- magnitude
- no position!

matrix-

- apply matrices in TRS (point) order

# Dot product

- The dot product is probably the most important formula in Computer Graphics (CG)
- One use: check to see if a polygon is front facing
- How do you calculate the angle between two vectors?

- theta = aCos ((Ax * Bx) + (Ay * By) + (Az + Bz))

# Cross Product

- Given 2 non parallel vectors how do you find a third vector that is mutually perpendicular to both
- Used to computer surface normals

< Vx, Vy, Vz > X < Wx, Wy, Wx>

< (Vy*Wz – Vz*Wy) , (Vz*Wx – Vx*Wz) , (Vx*Wy – Vy*Wx) >

# Projection

What part of V is parallel to W?

- Dot( V , W ) / ( X^2 + Y^2 + Z^2 )

# Shading

*Faceted*- 1 lighting calculation per polygon

*Gouraud*- 1 lighting calculation per vertex

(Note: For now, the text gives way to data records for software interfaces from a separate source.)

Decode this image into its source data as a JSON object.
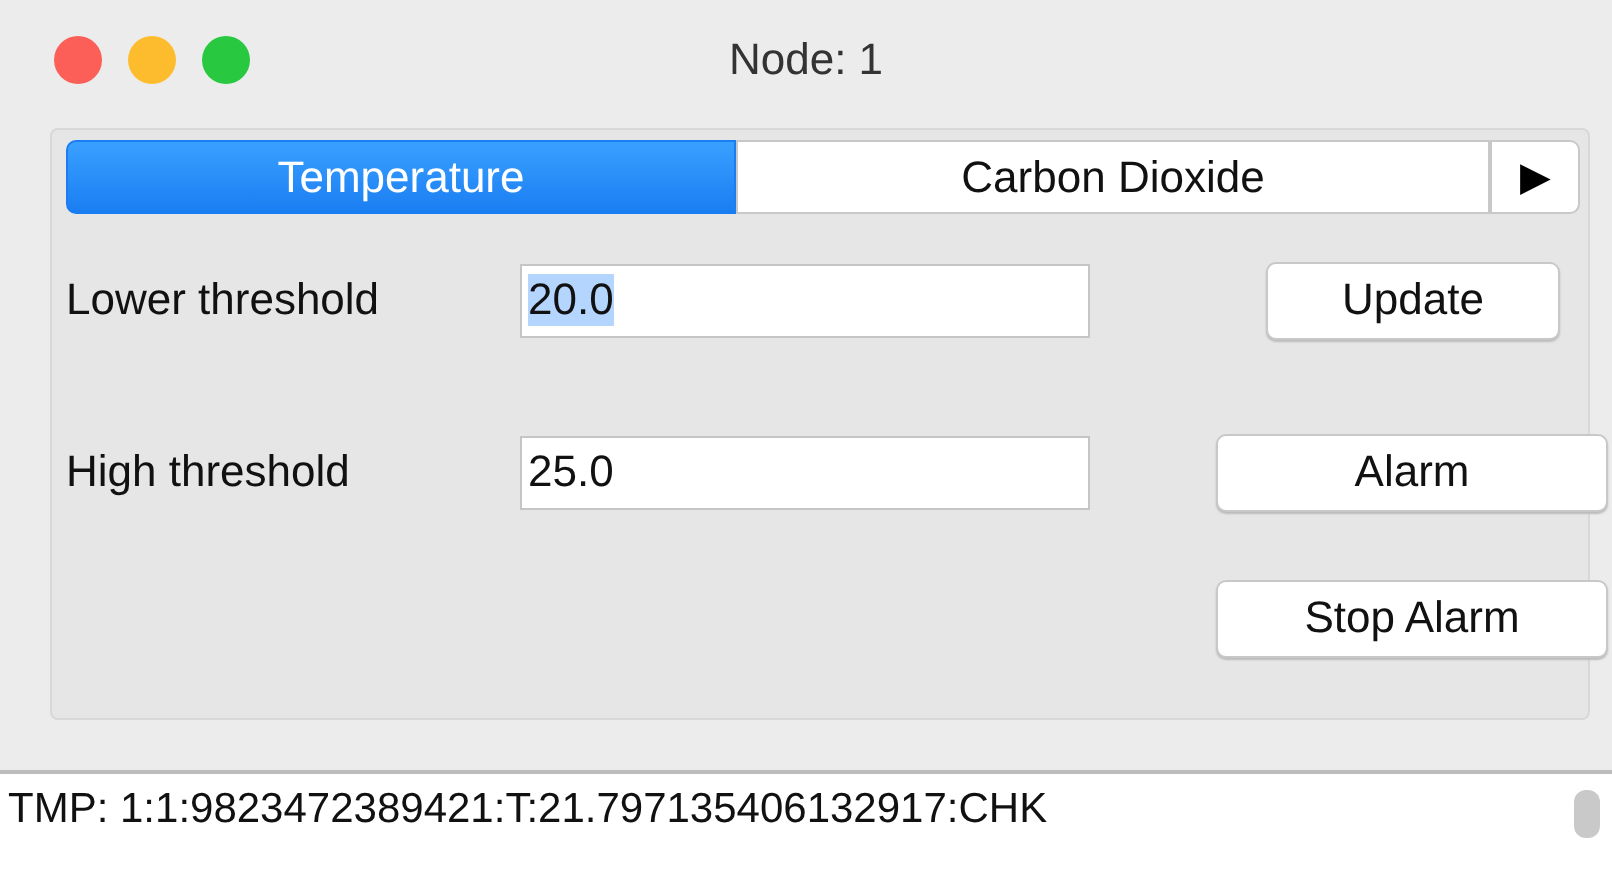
{
  "window": {
    "title": "Node: 1"
  },
  "tabs": [
    {
      "label": "Temperature",
      "selected": true
    },
    {
      "label": "Carbon Dioxide",
      "selected": false
    }
  ],
  "tab_scroll": "▶",
  "fields": [
    {
      "label": "Lower threshold",
      "value": "20.0",
      "text_selected": true
    },
    {
      "label": "High threshold",
      "value": "25.0",
      "text_selected": false
    }
  ],
  "buttons": [
    "Update",
    "Alarm",
    "Stop Alarm"
  ],
  "log": [
    "TMP: 1:1:9823472389421:T:21.797135406132917:CHK"
  ]
}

*Phong*- 1 lighting calculation per pixel

-Color is interpreted by vertices.

# Lighting (phong illumination model*)

- color = ambient + diffuse + specular
- ambient = color * * light intensity
- diffuse = (color * light intensity) * dot product (light, normal)
- specular = (color * light intensity) * dot product (reflection, view) ^k

The closer the reflective vector is to your eye, the brighter the highlight

# Rendering Types

## Wire Frame

-can see all vertices and edges

## Hidden Line

-faces, edges, and vertices in the back are hidden

## Z-Buffer

-most used rendering technique

-can not do self reflection

-look at every pixel only once

-uses depth of objects to draw

-one memory block to hold the color information

-much faster then ray tracing

# Ray tracing

-reflection and refraction

## Ray Tracing Uses

~Computer Graphics, stills, movies

~more realistic images

~The biggest problem: rendering is very time consuming

- Very good for realism in CG stills and movies because each frame can be pre-rendered.
- Not very good for video games.
- Shoot a ray (vector from the camera through ever pixel in the screen and see what this vector collides with.
- If it collides with an object in the scene calculate the color.
- If the object the ray collides with is reflective or refractive, shoot a new ray out from the object and see what it collides with.
- If the new ray collides with an object calculate the color of the pixel based. of all rays.

# Environment Mapping

- Fake ray tracing in a Z-buffer render

** one bounce ray tracer

- The reflection on the teapot is actually a texture
- Remove the object you would like to environment map from the scene. Take a picture 6 ways (Up, Down, Left, Right, Front, Back)
- Use these 6 textures in a cube map on the teapot